The news of Warhol’s death moved quickly through the city, and clusters of friends gathered to mourn. Many cried as if they’d lost a father. But as the eulogies came out, a more Warholian feeling began to overshadow this grief. It was unavoidable, really, and as the days passed, some of the people who knew him best began to say it: Andy would really have enjoyed this.
For the rest of the piece, click here.
Stephen Saltonstall, my college roommate and post-college screenwriting partner, had a brilliant career as a public interest lawyer. Now he drives a water truck to refresh migrants on the Arizona/Mexico border. Why? 158 sets of human remains were found in the Southern Arizona wildlands in 2016. Many more would have died if Humane Borders didn’t set out watering stations that made 20,000 gallons of water available last year. Humane Borders has one paid employee, 4 aging trucks and a team of dedicated volunteers. They do a lot on a budget of $80,000. They’d like to do more. Contributions are tax-deductible. Consider yourself encouraged. For information and to donate, click here.
Sheku Kanneh-Mason, 17, is the BBC Young Musician of 2016. He has a record contract. And he made Leonard Cohen’s “Hallelujah” new.
This runaway favorite on Amazon is a pressure cooker, slow cooker, yogurt maker, and more — and it cooks 2 to 6 times faster than other methods.
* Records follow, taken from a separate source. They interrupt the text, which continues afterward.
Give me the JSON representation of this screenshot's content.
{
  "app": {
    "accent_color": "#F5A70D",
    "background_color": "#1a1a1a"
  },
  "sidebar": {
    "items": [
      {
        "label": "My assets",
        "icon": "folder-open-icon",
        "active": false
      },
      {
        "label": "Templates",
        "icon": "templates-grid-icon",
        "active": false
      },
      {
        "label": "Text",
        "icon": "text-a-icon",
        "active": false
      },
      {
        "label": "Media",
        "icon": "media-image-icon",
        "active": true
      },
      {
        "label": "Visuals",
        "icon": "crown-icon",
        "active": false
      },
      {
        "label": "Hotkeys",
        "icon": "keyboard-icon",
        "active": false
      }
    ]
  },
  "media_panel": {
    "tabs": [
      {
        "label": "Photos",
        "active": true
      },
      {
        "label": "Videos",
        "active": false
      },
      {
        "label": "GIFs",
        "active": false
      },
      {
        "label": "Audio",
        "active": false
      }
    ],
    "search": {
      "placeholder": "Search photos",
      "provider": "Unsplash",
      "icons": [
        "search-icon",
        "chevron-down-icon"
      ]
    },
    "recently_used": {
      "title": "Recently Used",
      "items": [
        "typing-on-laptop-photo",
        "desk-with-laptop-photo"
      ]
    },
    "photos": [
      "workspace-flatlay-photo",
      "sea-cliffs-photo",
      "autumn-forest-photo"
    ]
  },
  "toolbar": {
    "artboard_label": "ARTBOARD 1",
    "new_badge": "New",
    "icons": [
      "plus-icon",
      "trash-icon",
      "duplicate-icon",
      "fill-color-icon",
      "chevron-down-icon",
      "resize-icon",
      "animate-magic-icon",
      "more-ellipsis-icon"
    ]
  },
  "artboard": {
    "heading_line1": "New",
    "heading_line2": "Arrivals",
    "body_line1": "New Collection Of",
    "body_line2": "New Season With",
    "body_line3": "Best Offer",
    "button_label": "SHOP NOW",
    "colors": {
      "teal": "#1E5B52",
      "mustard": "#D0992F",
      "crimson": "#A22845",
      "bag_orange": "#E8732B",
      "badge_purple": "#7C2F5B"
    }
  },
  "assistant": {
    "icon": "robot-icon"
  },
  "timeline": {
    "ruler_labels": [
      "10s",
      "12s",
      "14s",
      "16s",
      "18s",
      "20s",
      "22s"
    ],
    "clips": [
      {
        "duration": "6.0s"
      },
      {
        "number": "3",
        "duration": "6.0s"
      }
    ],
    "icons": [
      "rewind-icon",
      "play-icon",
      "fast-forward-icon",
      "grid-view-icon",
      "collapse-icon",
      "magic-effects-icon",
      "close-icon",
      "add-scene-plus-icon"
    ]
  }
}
And now it’s official: It’s been anointed by the New York Times.
“I already own a stovetop pressure cooker, the conventional kind that you would heat over a burner and then regulate yourself,” Melissa Clark writes. “It is currently supporting a colony of dust bunnies in the back of my highest cabinet, behind the panini press. I never got over my fear of exploding split-pea soup to use it with any regularity. What makes this newest generation of electric pressure cookers different is that it is designed with a slew of self-regulating safety features, including sensors to monitor the unit’s temperature and amount of pressure. All you do is plug it in and tap a button, and it does everything else. It’s as user-friendly as a slow cooker — except that it gets dinner on the table a day or so faster.”
Butler readers agree. Jean Barrett: “Steel-cut oats take 25-30 minutes normally, but you have to keep an eye on them when you cook on the stove. Cooking oats in the Instant Pot really doesn’t save much time because of the time to warm the cooker and the time to let off steam, so to speak. But it’s time you can be doing something else entirely. In the morning, I put steel-cut oats into the pot with water and a dash of salt, set it for 10 minutes (the pressure-cooking time), then leave for a 35-minute walk. When I get back, the IP has the cooked oatmeal waiting for me — hot.”
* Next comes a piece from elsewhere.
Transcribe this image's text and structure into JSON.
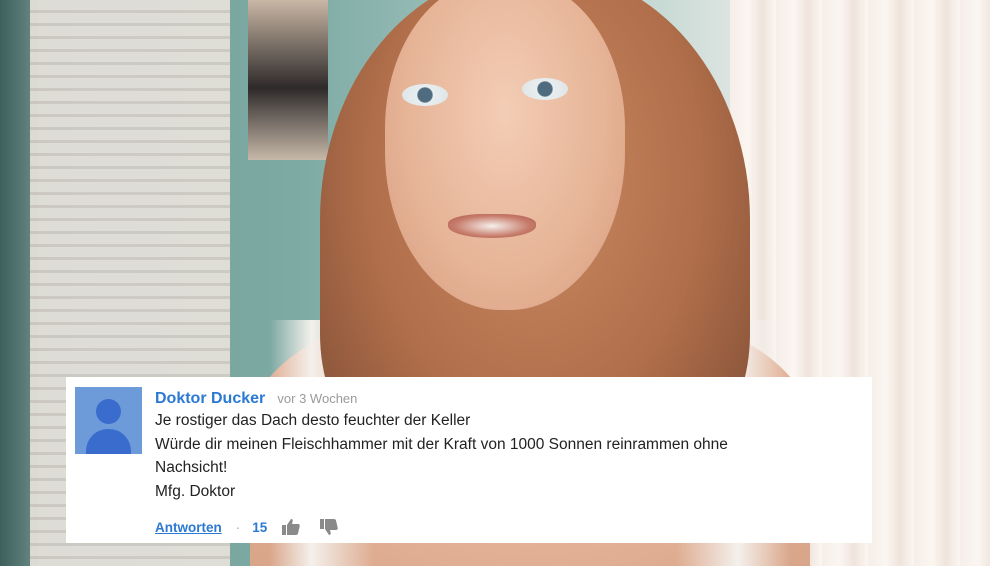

Note: This is not a small item. It weighs 14 pounds. It has a 13” footprint. It will not roast a chicken to your satisfaction. To buy it from Amazon, click here.
“The Salesman” has been nominated for an Academy Award for best foreign-language movie. But its writer/director, Asghar Farhadi, is Iranian, so although he’s no terrorist, he can’t fly to Los Angeles for the ceremony. (Even if he gets a visa waiver, he says he won’t be there.) Like his 2011 film, “A Separation,” which won the best foreign-language Oscar, something happens early on and the story changes, which makes the film like our lives, where unexpected consequences take us places we never imagined. The final 30 minutes are incredibly tense and nearly silent, and when the film ended I was full of questions, eager to talk, and convinced that Farhadi is one of the best writer/directors on the planet. I bet you’ll feel that way too.
Obligatory Blog Roll
- Andrew Tobias
- Jenny McPhee
- The Midas Watch
- Roughly Daily
- Ta-Nehisi Coates
- Charles Pierce
- James Fallows
- Dominique Browning
- Speakers in Code
- New York
- Manhattan User’s Guide
- Show Biz
- Roger Friedman
- New York Social Diary
- Designer Previews